The whole 84.8-mile path from the Interlaken trailhead in Twin Lakes south to the Monarch Crest junction south of Monarch Pass tops many long-distance hikers’ all-star lists. “It’s just amazing country,” says hiker Kai Malloy. “It feels really remote and uniquely Colorado.” The trip, which takes roughly six to eight days, kicks off with a quads-on-fire push up 12,548-foot Hope Pass, then tracks among the alpine tarns and dizzying summits of the Sawatch Range and Collegiate Peaks. The route traces the Continental Divide, traipsing up and down high passes and hanging out above 12,000 feet for miles at a time. With Collegiate West’s towering elevations and long hauls between resupply points, it offers bragging rights for those who tackle it.
Points of Interest
The Collegiate East route boasts not one but two opportunities for soaking those aching feet. Hiking south, you’ll hit Cottonwood Hot Springs first (a four-mile walk or hitch east of the Avalanche trailhead on CO 306), a low-key, sustainability-minded resort with mineral pools and a dry sauna.
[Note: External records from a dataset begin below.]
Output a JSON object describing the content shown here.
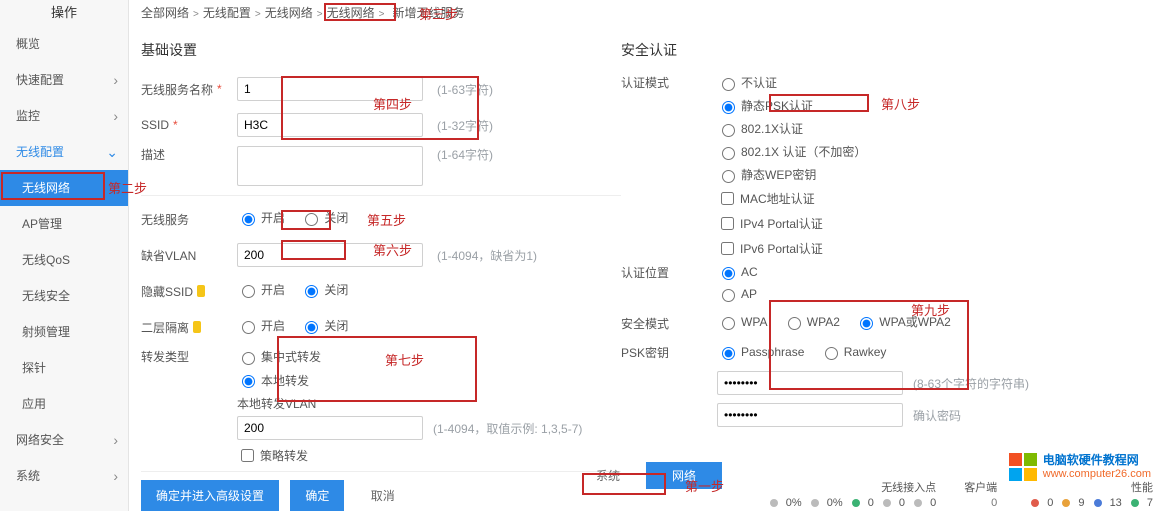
{
  "sidebar": {
    "title": "操作",
    "items": [
      {
        "label": "概览"
      },
      {
        "label": "快速配置",
        "expand": true
      },
      {
        "label": "监控",
        "expand": true
      },
      {
        "label": "无线配置",
        "expand": true,
        "open": true
      },
      {
        "label": "无线网络",
        "active": true,
        "sub": true
      },
      {
        "label": "AP管理",
        "sub": true
      },
      {
        "label": "无线QoS",
        "sub": true
      },
      {
        "label": "无线安全",
        "sub": true
      },
      {
        "label": "射频管理",
        "sub": true
      },
      {
        "label": "探针",
        "sub": true
      },
      {
        "label": "应用",
        "sub": true
      },
      {
        "label": "网络安全",
        "expand": true
      },
      {
        "label": "系统",
        "expand": true
      }
    ]
  },
  "breadcrumb": [
    "全部网络",
    "无线配置",
    "无线网络",
    "无线网络",
    "新增无线服务"
  ],
  "annotations": {
    "step1": "第一步",
    "step2": "第二步",
    "step3": "第三步",
    "step4": "第四步",
    "step5": "第五步",
    "step6": "第六步",
    "step7": "第七步",
    "step8": "第八步",
    "step9": "第九步"
  },
  "left": {
    "section": "基础设置",
    "service_name_label": "无线服务名称",
    "service_name_value": "1",
    "service_name_hint": "(1-63字符)",
    "ssid_label": "SSID",
    "ssid_value": "H3C",
    "ssid_hint": "(1-32字符)",
    "desc_label": "描述",
    "desc_hint": "(1-64字符)",
    "wireless_service_label": "无线服务",
    "on": "开启",
    "off": "关闭",
    "default_vlan_label": "缺省VLAN",
    "default_vlan_value": "200",
    "default_vlan_hint": "(1-4094，缺省为1)",
    "hide_ssid_label": "隐藏SSID",
    "l2_isolate_label": "二层隔离",
    "forward_type_label": "转发类型",
    "forward_central": "集中式转发",
    "forward_local": "本地转发",
    "local_vlan_label": "本地转发VLAN",
    "local_vlan_value": "200",
    "local_vlan_hint": "(1-4094，取值示例: 1,3,5-7)",
    "policy_forward": "策略转发"
  },
  "right": {
    "section": "安全认证",
    "auth_mode_label": "认证模式",
    "auth_none": "不认证",
    "auth_psk": "静态PSK认证",
    "auth_8021x": "802.1X认证",
    "auth_8021x_open": "802.1X 认证（不加密）",
    "auth_wep": "静态WEP密钥",
    "auth_mac": "MAC地址认证",
    "auth_v4portal": "IPv4 Portal认证",
    "auth_v6portal": "IPv6 Portal认证",
    "auth_loc_label": "认证位置",
    "auth_loc_ac": "AC",
    "auth_loc_ap": "AP",
    "sec_mode_label": "安全模式",
    "wpa": "WPA",
    "wpa2": "WPA2",
    "wpa_or": "WPA或WPA2",
    "psk_label": "PSK密钥",
    "passphrase": "Passphrase",
    "rawkey": "Rawkey",
    "psk_value": "••••••••",
    "psk_hint": "(8-63个字符的字符串)",
    "psk_confirm_value": "••••••••",
    "psk_confirm_hint": "确认密码"
  },
  "buttons": {
    "adv": "确定并进入高级设置",
    "ok": "确定",
    "cancel": "取消"
  },
  "bottom_tabs": {
    "sys": "系统",
    "net": "网络"
  },
  "status": {
    "wLabel": "无线接入点",
    "cLabel": "客户端",
    "pLabel": "性能",
    "w": [
      "0%",
      "0%",
      "0",
      "0",
      "0"
    ],
    "c": [
      "0",
      "9",
      "13",
      "7"
    ]
  },
  "watermark": {
    "line1": "电脑软硬件教程网",
    "line2": "www.computer26.com"
  }
}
The CT then tracks right past Mt. Princeton Hot Springs, just west of Nathrop, where the dipping options range from a warm water slide to stony natural hot tubs on Chalk Creek.
Fat-tire aficionados revere the 34 miles of track that descend from Monarch Pass to Poncha Springs, rolling a little up and a lot down (a 4,000-foot descent over 30 miles) through the tundra with nonstop Collegiate Peaks views. The route syncs with the CT’s Collegiate West option until just south of Marshall Pass, where it then cruises down the Silver Creek and Rainbow trails into town. (Bike shuttles are available out of Poncha Springs.)
Trail Town Spotlight
Travelers have been kicking back in this tiny lakeside berg since at least the 1870s, and today it serves as a thru-hiker hub for both the CT and Continental Divide Trail. Must-do’s: Stop at Twin Lakes General Store, where you can pick up a resupply box, charge your phone, and score necessities like camp stove fuel and ice cream. Rent a kayak or stand-up paddleboard from Twin Lakes Canoe & Kayak Adventures for a mellow paddle on the lakes before rejoining the trail.
Like all long trails, the CT has its ranks of so-called trail angels: good Samaritans who supply hikers with rides, kettle chips, and ice-cold La Croix. Some trail magic, like a friendly soul leaving snacks for hikers along the path, you just have to luck into. But some can be prearranged—like a free ride from Monarch Pass to Salida from trail angel Tom Syzek. “People, my wife included, ask, ‘Why do you take smelly hikers to and from the trail in your car?’ ” he says. “I can’t explain it—it’s a passion for joining the hiker community.” Request the list of current trail angels at coloradotrail.org.